    when my little ones were a bit aggressive, or cranky, I would not worry about getting an apology, I would just pick them up and put them into the bedroom. saying, ' I think you must be tired because you know that is not acceptable behaviour here." if they come straight back out, then I would ask for an apology, and they can explain why the bad behaviour. usually, if they stayed in the bedroom for a few minutes, I would find them asleep. this worked more often than not. of course if you are not at home, then I would go home asap. marie.


 

Similar Threads

  1. Other children hitting yours
    By ~Marigold~ in forum General Parenting Tips, Advice & Chat
    Replies: 24
    Last Post: 10-12-2015, 15:33
  2. I think I am 'hitting the wall' ...
    By Patience86 in forum Fertility Treatment
    Replies: 0
    Last Post: 07-10-2015, 17:46
  3. Hitting and other issues
    By Nafsika in forum 3 year olds
    Replies: 4
    Last Post: 04-09-2015, 12:41

Posting Permissions

  • You may not post new threads
  • You may not post replies
  • You may not post attachments
  • You may not edit your posts
free weekly newsletters | sign up now!
who are these people who write great posts? meet our hubbub authors!
Learn how you can contribute to the hubbub!

reviews
learn how you can become a reviewer!

competitions

forum - chatting now
sales & new stuffsee all
Carmel's Beauty Secrets
7 Day Nail Growth Boosting Method Carmel's Beauty Secrets
The Nail Growth Boosting Method, will help transform your nails in just 7 days.

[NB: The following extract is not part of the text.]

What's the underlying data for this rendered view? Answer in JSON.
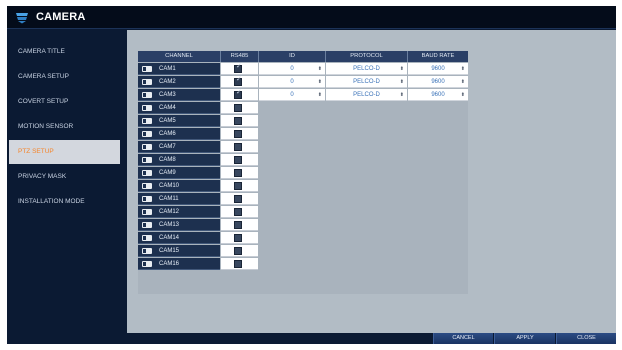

You will also notice a big difference in their strength. It's so easy and only needs to be performed once a month.
Get your Nail Growth Boosting Method at the link below.
featured supporter
Be In Blossom
We offer physiotherapy run pregnancy Pilates, pregnancy Aerobics, and Mummy Pilates & Baby Massage classes with a focus on optimising posture, body awareness, pelvic floor support, back care and maintaining fitness, aiming to assist women prepare and recover from their birth.
gotcha
X

Pregnant for the first-time?

Not sure where to start? We can help!

Our Insider Programs for pregnancy first-timers will lead you step-by-step through the 14 Pregnancy Must Dos!